* Extracted material
===

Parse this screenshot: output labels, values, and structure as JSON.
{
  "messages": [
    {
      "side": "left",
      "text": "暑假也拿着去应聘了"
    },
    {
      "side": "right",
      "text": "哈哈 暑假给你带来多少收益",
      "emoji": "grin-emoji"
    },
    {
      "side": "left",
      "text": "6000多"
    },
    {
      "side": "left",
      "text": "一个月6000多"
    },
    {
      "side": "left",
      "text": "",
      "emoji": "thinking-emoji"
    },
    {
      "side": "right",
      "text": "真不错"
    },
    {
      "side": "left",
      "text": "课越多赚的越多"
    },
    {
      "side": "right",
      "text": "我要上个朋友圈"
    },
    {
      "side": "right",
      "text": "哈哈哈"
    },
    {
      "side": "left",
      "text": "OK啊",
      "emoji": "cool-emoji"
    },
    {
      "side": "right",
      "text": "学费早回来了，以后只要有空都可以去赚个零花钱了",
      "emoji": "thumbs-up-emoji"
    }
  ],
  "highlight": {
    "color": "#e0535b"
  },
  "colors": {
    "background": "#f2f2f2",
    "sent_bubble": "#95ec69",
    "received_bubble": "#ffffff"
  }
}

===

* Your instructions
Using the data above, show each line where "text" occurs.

* Your response
      "text": "暑假也拿着去应聘了"
      "text": "哈哈 暑假给你带来多少收益",
      "text": "6000多"
      "text": "一个月6000多"
      "text": "",
      "text": "真不错"
      "text": "课越多赚的越多"
      "text": "我要上个朋友圈"
      "text": "哈哈哈"
      "text": "OK啊",
      "text": "学费早回来了，以后只要有空都可以去赚个零花钱了",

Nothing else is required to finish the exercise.